___ DATA UNDER STUDY ___

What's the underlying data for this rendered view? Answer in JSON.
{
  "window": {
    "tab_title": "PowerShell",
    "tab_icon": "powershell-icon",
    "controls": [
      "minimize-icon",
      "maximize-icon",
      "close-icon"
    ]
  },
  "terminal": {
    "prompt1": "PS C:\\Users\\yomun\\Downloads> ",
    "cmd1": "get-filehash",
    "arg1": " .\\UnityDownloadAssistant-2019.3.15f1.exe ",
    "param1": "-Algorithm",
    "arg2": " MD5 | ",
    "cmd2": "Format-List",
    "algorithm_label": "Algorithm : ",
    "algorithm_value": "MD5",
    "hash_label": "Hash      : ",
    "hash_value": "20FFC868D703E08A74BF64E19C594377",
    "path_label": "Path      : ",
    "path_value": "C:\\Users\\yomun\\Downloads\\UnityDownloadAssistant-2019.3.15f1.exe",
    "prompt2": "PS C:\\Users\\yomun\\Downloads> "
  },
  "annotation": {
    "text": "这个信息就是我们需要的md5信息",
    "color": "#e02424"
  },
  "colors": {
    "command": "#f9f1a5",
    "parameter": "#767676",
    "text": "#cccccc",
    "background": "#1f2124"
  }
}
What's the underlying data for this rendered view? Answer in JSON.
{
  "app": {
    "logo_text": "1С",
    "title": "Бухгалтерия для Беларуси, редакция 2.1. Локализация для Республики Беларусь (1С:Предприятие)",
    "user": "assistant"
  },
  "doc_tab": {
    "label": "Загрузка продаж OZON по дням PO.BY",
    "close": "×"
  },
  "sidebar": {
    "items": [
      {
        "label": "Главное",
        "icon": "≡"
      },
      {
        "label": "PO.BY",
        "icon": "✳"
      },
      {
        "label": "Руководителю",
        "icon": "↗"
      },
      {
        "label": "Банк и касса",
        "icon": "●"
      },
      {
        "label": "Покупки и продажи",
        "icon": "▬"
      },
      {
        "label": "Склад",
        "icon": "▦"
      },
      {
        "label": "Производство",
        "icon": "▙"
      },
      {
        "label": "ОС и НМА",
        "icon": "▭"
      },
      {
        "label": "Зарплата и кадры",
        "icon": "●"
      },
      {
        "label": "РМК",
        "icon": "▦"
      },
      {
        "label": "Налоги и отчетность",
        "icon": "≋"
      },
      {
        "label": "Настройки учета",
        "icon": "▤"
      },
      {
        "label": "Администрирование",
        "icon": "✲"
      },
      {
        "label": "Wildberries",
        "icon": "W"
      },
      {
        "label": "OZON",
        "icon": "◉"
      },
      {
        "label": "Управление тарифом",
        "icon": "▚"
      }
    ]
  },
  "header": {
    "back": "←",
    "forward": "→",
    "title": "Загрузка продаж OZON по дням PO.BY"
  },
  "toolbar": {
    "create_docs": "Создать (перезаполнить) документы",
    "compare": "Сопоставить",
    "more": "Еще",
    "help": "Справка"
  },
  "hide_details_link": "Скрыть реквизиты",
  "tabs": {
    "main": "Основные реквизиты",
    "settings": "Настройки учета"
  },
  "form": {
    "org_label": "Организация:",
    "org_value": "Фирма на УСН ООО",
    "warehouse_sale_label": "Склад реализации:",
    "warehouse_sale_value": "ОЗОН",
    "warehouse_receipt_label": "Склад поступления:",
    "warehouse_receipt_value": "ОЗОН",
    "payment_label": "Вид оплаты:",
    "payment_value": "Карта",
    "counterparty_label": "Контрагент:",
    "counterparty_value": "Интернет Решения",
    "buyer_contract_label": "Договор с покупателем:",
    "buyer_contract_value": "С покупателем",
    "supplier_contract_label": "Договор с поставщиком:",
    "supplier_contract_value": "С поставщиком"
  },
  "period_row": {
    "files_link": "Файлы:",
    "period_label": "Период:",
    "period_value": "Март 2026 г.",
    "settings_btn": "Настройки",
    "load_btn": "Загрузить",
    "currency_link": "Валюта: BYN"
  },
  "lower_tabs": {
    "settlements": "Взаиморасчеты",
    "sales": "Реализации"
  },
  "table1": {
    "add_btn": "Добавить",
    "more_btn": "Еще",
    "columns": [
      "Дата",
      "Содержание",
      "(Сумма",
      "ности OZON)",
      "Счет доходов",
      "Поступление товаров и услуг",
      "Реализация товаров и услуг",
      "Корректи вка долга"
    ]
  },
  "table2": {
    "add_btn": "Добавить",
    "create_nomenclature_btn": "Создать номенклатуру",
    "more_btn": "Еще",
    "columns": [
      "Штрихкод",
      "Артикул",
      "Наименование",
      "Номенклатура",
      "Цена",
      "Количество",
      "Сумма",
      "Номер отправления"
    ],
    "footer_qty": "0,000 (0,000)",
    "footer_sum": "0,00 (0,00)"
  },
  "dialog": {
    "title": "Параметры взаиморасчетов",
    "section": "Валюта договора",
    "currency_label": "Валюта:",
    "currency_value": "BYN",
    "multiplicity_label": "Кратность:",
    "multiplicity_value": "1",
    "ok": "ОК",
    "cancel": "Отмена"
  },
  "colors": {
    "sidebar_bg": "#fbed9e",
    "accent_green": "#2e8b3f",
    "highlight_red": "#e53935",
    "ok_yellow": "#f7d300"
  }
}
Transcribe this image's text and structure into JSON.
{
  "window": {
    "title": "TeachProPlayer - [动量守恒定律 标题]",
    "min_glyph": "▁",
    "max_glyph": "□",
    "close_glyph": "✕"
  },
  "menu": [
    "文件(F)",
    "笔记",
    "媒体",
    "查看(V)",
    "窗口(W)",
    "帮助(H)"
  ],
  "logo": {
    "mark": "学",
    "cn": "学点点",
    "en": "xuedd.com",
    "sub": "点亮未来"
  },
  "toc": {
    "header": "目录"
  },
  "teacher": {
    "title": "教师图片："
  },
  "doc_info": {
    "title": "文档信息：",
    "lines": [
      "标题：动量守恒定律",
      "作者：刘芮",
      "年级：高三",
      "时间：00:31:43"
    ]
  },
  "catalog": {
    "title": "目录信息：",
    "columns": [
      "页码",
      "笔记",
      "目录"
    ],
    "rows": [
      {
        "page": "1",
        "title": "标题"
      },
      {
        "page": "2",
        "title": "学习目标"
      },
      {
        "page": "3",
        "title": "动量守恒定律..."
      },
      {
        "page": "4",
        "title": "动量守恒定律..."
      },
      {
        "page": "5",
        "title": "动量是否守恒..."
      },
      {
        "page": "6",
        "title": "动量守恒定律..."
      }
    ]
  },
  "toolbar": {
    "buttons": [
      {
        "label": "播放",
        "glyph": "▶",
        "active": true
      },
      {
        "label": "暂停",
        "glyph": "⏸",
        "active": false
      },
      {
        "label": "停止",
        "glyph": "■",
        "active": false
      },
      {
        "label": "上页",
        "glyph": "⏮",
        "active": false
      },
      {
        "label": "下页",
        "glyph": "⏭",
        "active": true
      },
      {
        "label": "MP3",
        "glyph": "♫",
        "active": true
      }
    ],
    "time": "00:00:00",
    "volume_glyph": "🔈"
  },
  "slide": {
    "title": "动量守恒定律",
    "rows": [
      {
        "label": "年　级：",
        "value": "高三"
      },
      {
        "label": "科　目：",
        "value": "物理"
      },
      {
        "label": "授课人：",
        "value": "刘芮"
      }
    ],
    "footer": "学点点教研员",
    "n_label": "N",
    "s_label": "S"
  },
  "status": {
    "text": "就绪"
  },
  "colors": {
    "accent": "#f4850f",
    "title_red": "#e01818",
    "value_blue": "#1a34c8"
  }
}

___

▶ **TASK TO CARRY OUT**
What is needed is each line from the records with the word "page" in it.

▶ **SOLUTION**
        "page": "1",
        "page": "2",
        "page": "3",
        "page": "4",
        "page": "5",
        "page": "6",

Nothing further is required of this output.